Already in the last couple of weeks I’ve noticed a positive shift, a feeling of ease in little daily things and bigger events that would have caused me some worry not so long ago. I am grateful for the feeling that these things now seemed to have happened seamlessly or at least with a great deal less stress than usual. I have the feeling I will channel that worrying energy to more useful (creative!) purposes:)
I wrote about my word(s) from the previous years in the links below:
2018 – GENTLE ALIGNMENT
2017 – GROW
The end of the year has arrived, bringing with it some quiet days. I’ve been reviewing this whole year and taking a step back to journal and reflect on the 12 last months, as well as look at what is coming next. For me 2018 was both incredibly tough and very healing. It’s always the same, we have to go through the dark woods to feel better on the other side.
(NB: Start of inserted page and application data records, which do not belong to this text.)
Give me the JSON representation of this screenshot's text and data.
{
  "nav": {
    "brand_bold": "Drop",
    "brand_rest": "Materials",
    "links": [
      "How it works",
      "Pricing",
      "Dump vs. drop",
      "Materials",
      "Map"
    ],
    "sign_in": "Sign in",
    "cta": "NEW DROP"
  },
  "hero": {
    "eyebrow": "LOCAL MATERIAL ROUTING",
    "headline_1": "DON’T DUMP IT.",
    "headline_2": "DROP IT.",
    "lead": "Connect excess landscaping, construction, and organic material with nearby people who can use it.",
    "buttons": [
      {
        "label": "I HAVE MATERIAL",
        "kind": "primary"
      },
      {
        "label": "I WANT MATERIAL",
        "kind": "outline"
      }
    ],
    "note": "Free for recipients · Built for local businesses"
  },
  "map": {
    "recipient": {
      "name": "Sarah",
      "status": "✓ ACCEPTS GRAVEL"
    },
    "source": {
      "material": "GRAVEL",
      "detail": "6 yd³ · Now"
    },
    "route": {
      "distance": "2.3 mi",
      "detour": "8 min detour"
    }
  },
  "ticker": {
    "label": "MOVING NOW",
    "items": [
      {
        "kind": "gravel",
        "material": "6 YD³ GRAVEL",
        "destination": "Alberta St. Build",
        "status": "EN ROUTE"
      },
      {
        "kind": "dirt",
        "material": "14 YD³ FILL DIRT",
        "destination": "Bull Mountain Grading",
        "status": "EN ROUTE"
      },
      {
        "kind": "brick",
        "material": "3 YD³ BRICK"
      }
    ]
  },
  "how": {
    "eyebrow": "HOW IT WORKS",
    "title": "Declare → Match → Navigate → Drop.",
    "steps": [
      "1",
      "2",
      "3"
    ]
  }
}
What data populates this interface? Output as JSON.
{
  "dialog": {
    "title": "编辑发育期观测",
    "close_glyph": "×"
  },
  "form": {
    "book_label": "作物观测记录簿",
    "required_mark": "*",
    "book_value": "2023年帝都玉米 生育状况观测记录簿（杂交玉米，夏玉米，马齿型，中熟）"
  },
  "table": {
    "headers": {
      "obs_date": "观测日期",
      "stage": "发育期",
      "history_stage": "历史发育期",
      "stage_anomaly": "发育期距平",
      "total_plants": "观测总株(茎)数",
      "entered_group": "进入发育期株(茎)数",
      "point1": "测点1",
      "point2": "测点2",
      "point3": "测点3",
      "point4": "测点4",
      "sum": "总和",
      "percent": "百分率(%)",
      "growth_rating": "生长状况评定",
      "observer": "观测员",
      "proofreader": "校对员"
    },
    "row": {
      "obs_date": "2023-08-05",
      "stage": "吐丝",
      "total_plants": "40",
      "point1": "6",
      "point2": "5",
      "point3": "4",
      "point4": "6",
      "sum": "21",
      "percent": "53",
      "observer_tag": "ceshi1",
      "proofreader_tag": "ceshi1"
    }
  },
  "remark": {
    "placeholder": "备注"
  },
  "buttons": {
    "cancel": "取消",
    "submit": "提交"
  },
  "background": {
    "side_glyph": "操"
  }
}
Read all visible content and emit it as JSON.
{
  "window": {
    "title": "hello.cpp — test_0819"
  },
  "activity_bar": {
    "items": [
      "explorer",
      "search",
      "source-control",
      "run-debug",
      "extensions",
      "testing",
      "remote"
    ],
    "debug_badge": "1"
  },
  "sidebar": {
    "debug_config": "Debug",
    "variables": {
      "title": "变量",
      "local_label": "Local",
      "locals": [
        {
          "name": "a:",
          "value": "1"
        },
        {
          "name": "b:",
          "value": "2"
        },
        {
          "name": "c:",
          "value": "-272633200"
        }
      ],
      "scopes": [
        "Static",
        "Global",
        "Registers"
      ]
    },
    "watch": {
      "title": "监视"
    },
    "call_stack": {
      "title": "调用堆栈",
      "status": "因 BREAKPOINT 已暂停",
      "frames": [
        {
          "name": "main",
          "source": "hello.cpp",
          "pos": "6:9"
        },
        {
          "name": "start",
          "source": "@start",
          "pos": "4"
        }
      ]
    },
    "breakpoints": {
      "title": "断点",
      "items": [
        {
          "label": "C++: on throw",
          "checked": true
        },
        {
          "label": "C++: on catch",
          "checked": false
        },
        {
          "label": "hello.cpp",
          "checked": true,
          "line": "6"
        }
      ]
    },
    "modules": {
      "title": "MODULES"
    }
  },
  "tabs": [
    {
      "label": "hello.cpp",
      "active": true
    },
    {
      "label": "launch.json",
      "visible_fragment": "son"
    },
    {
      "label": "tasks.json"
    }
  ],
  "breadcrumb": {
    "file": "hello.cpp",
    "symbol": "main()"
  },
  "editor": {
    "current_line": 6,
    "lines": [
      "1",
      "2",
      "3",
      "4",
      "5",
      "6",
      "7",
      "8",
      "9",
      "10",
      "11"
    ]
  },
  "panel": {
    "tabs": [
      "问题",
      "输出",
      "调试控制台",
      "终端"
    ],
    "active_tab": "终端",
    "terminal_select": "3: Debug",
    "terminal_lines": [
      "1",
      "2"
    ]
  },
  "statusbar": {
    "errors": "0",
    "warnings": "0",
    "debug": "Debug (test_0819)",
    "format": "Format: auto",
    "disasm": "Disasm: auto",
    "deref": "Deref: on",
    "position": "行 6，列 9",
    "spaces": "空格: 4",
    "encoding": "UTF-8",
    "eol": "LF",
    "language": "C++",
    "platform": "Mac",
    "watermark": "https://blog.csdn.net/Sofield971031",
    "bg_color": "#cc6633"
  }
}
Despite the difficult times, I’m grateful for the learning that 2018 brought me.
Like the teeny tiny spiderweb threads, intertwined in the ‘fingers’ of this plant, everything is linked: maintaining boundaries, slowing down, experimenting, generosity, being true to our authentic self, mindfulness and acceptance, letting go of perfectionism and busy-ness, cultivating creative practices, self-compassion… I’m still not out of the dark woods, but I know that giving attention to one aspect opens space and possibility for another as they build on each other step by step.
I’m looking forward to what 2019 will bring. I hope that I can apply the lessons learnt in 2018 for more smooth sailing and I trust that there are exciting times up ahead:) I wish you all a wonderful new year!!!